Draft PPS 18: Renewable Energy
Policy RE 1 Justification & Amplification: Information Requirements

4.24. Certain renewable energy developments, depending on their scale or location, may require a formal Environmental Impact Assessment (EIA) under the provisions of the Planning (Environmental Impact Assessment) Regulations (Northern Ireland) 1999. Further information on the need for EIA for the various renewable energy technologies is set out in Annex 1. In addition, where such development is located in a “sensitive area”4, EIA will also be required if it is likely to have a significant effect on the environment. Development Control Advice Note 10 Environmental Impact Assessment provides general guidance for prospective developers on this matter and highlights requirements in relation to procedures to be followed where projects in Northern Ireland are likely to have a significant effect on the Republic of Ireland.
4.25. Where renewable energy development does not fall within the requirements of the EIA Regulations, the Department will still expect an assessment of the environmental effects of the development to be submitted with any application. The level of detail required should reflect the scale of the technology employed and take account of its location. For most micro-generation schemes a short report will normally suffice. For larger scale projects, developers will also be expected to outline the benefits arising from the development in terms of the energy produced in order to enable a balanced assessment of the proposal to be carried out.
4.26. The Department would also draw the attention of prospective developers of renewable energy projects to the Conservation (Natural Habitats, etc) Regulations (Northern Ireland) 1995 Opens link in a new browser window. Under these Regulations the Department, as the “competent authority”, is required to undertake an Appropriate Assessment of any proposal that has the potential to significantly effect a European Site, either directly or indirectly. In such cases developers must provide such information as the Department may reasonably require for the purposes of this Assessment. Further information on Appropriate Assessment is contained in the publication: Habitats Regulations Guidance Notes for Competent Authorities, Environment and Heritage Service September 2002 Opens link in a new browser window.

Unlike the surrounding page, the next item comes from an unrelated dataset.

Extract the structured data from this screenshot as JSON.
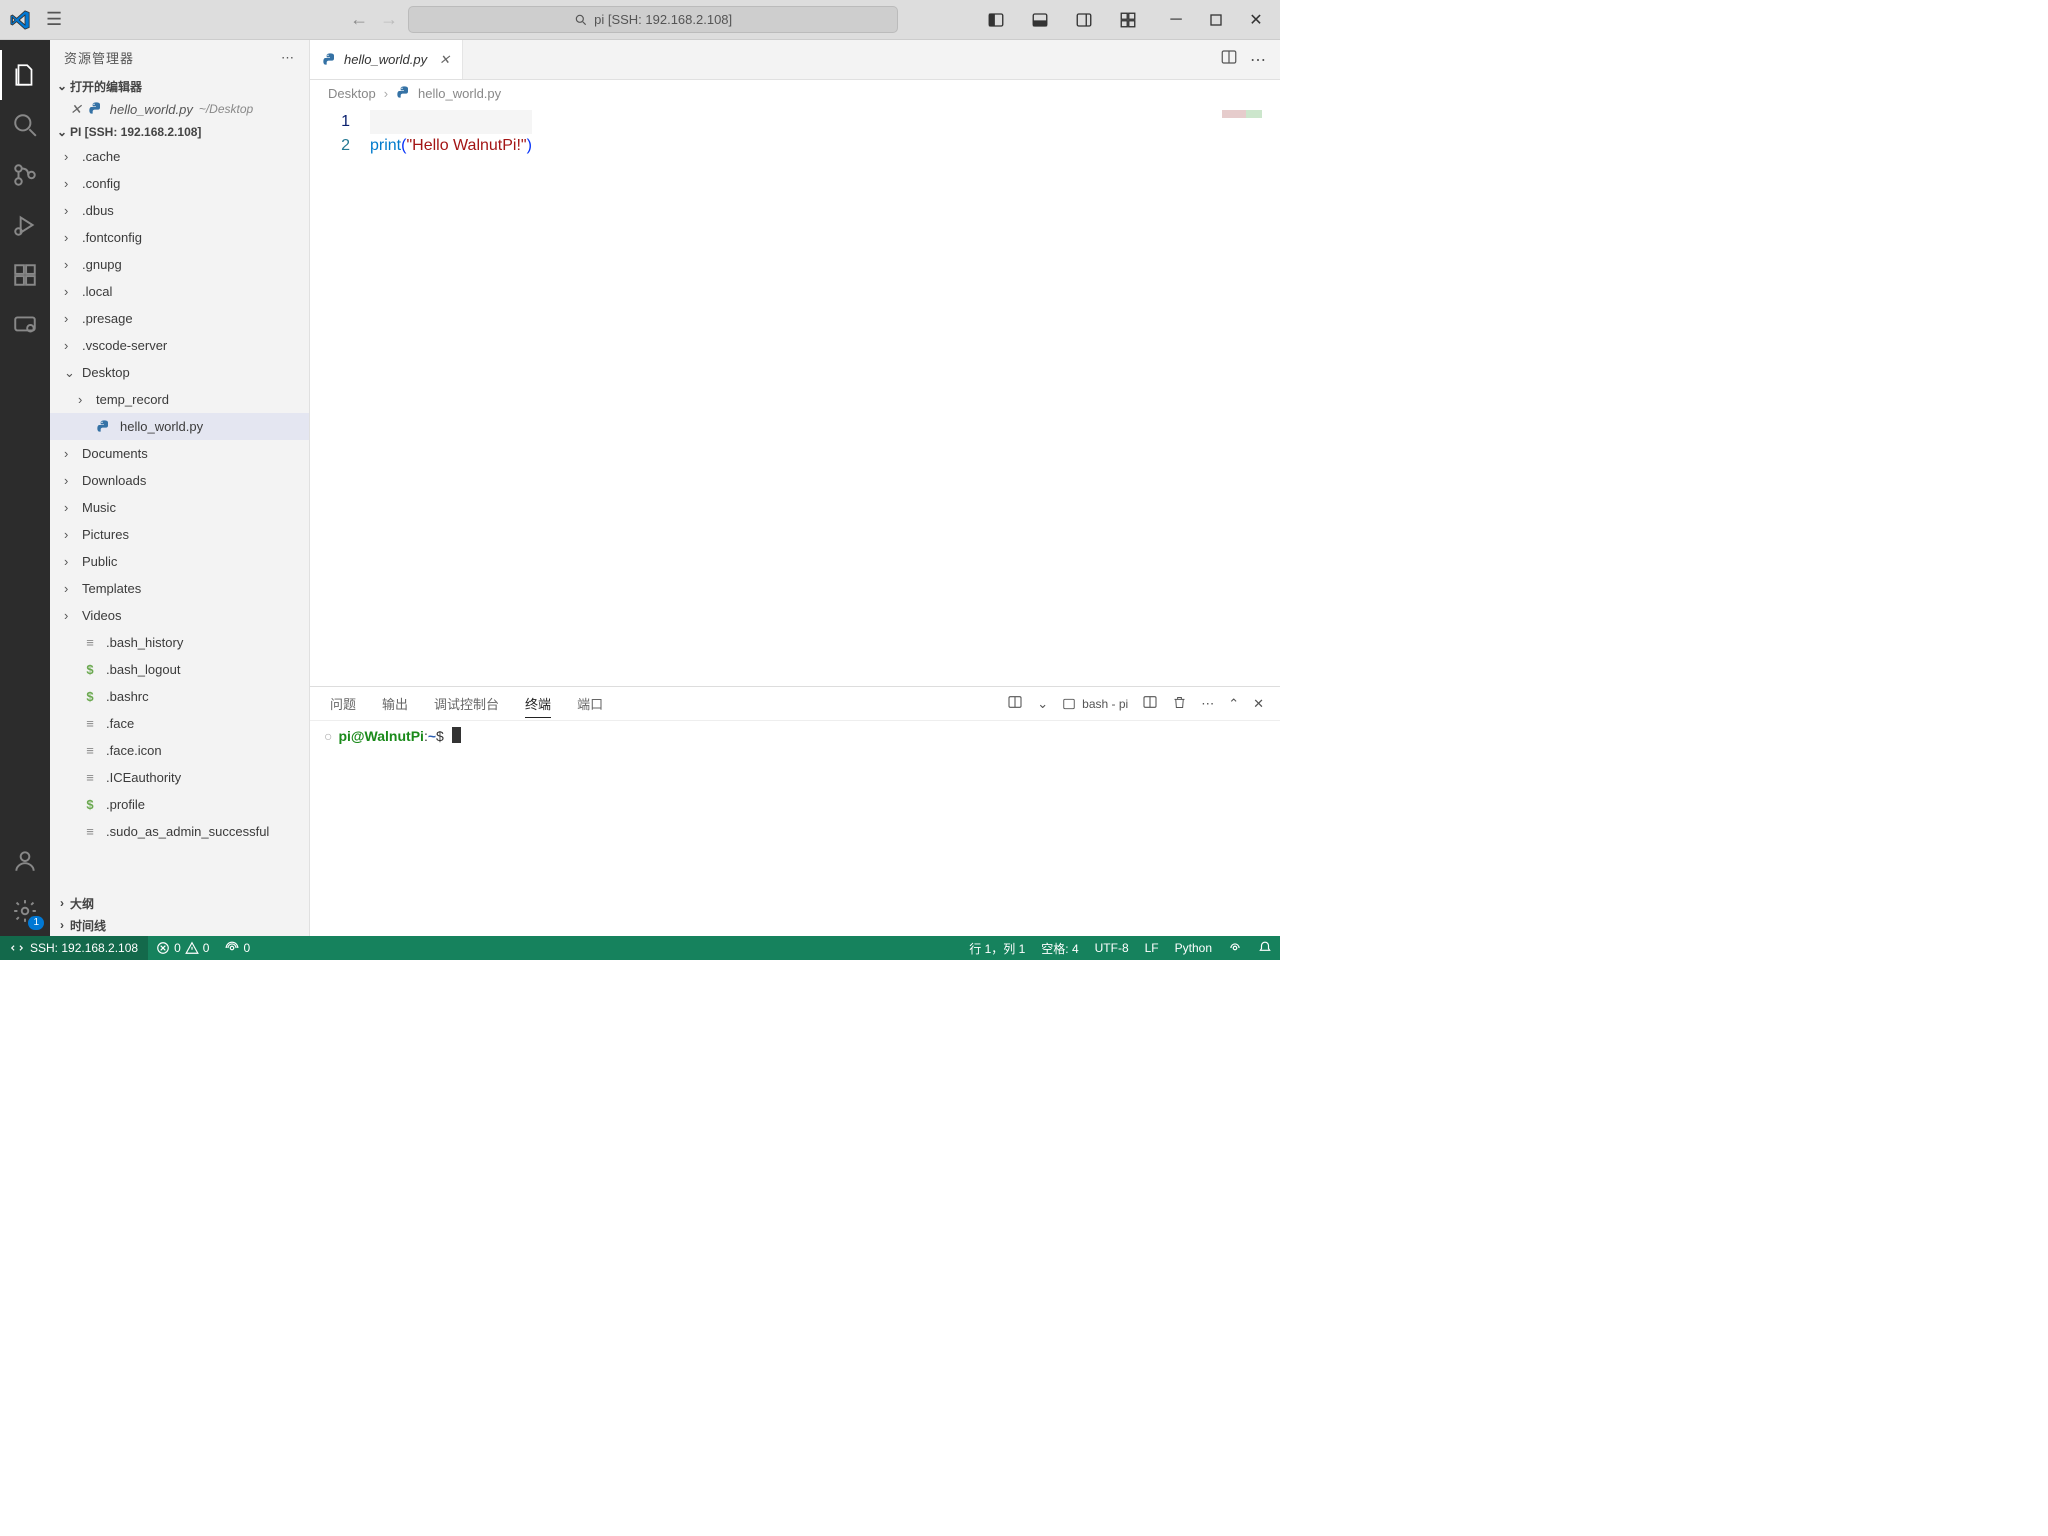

It should be noted that under the provisions of Planning Policy Statement 2, that Appropriate Assessment may be required for renewable energy proposals that have the potential to significantly effect other Sites of International Nature Conservation Importance (reference Footnote 3: Natural and Built Heritage Considerations).
4.27. The Department would stress that failure to supply adequate environmental information to accompany planning applications for renewable energy projects, in particular large scale schemes such as windfarms, is a key cause of delay in determining such proposals.
4 Regulation 3 of the Planning (Environmental Impact Assessment) Regulations (Northern Ireland) 1999 defines a sensitive area as: an Area of Special Scientific Interest (ASSI); an Area of Outstanding Natural Beauty (AONB); a National Park; a World Heritage Site; a scheduled Monument; or European Sites as defined in regulation 9 of the Conservation (Natural Habitats, etc,) Regulations (Northern Ireland) 1995 such as a Special Protection Area (SPA) or a Special Area of Conservation (SAC).
Previous Next
Get Adobe Reader software (link opens in a new browser window)